When is a will invalid?
A will is seen as invalid in the below circumstances:
- The will was not signed or witnessed correctly
- The person making the will (the testator) did not have the necessary mental capacity to make a will, for example due to a medical condition such as dementia, or other compromising conditions such as grief, depression and illness
- The testator lacked knowledge and approval, meaning that whether they had capacity or not, they did not understand the content and effect of their will. This is particularly relevant where the will is complex or involves major changes compared to the previous will.
- The testator was forced into making a will
- The will was forged.
What happens if I am successful in challenging the validity of a will?
If you are successful, a distribution of the estate will take place in accordance with the previous will, if there was one. It is therefore sensible to consider carefully whether the testator had a previous will, and whether this was beneficial to you, before embarking on a will challenge claim.
If there is no previous will, then the estate will be distributed in accordance with the rules of intestacy. These rules should be approached with caution and advice should be sought as, for example, co-habitees are not included under them, and a spouse will inherit before children.
What if the will is valid, am I eligible to make any other claim?
You may be able to make a claim for “reasonable financial provision” under the 1975 Act, if you are a spouse, former spouse, cohabitee, a child or child of the family, or any person treated as a dependent.
In order to assess whether an order should be made in your favour, the court will take into account your financial position and this will be weighed against various factors such as the net value of the estate, and the needs of other beneficiaries of the estate.

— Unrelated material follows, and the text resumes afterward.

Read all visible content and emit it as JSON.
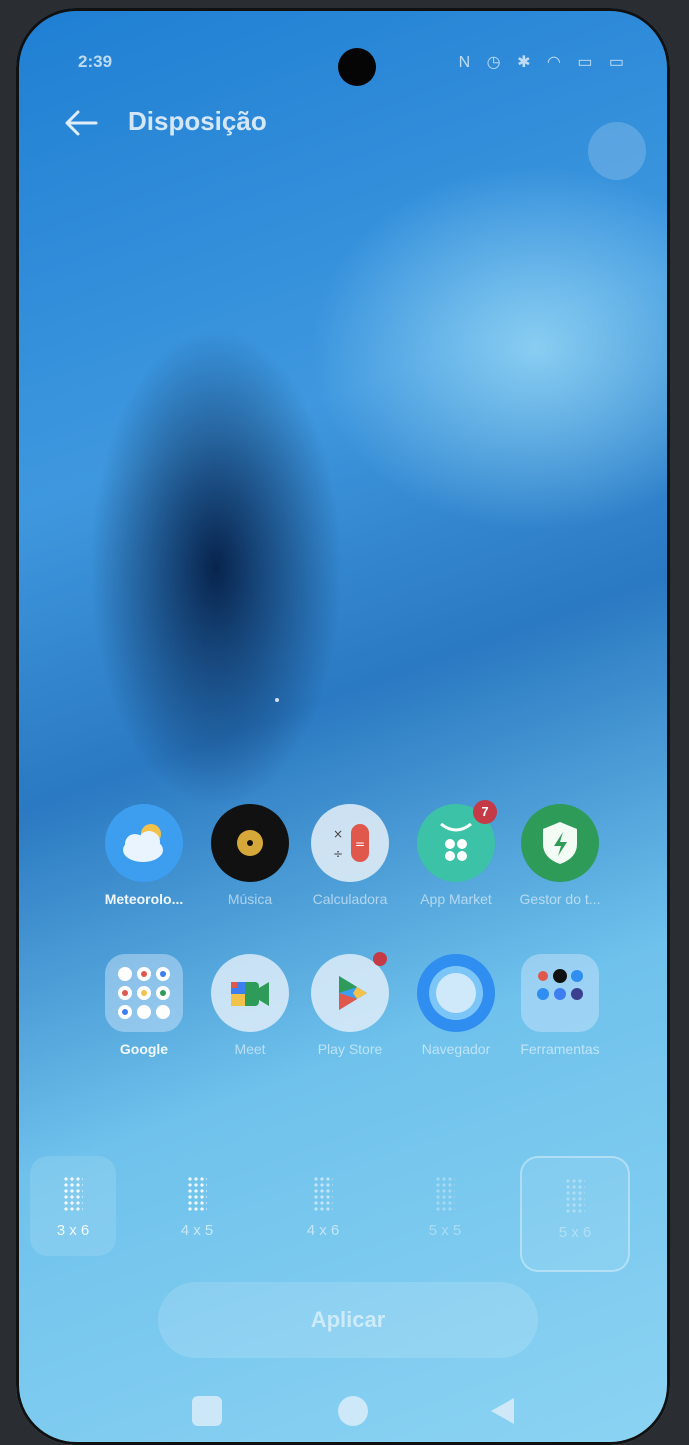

The law relating to will challenge claims and 1975 Act claims can be complex. A 1975 Act claim also has a limitation deadline to be aware of. If you think that you have a claim, then we will be happy to discuss this with you email@example.com
This article first appeared in Kent Life.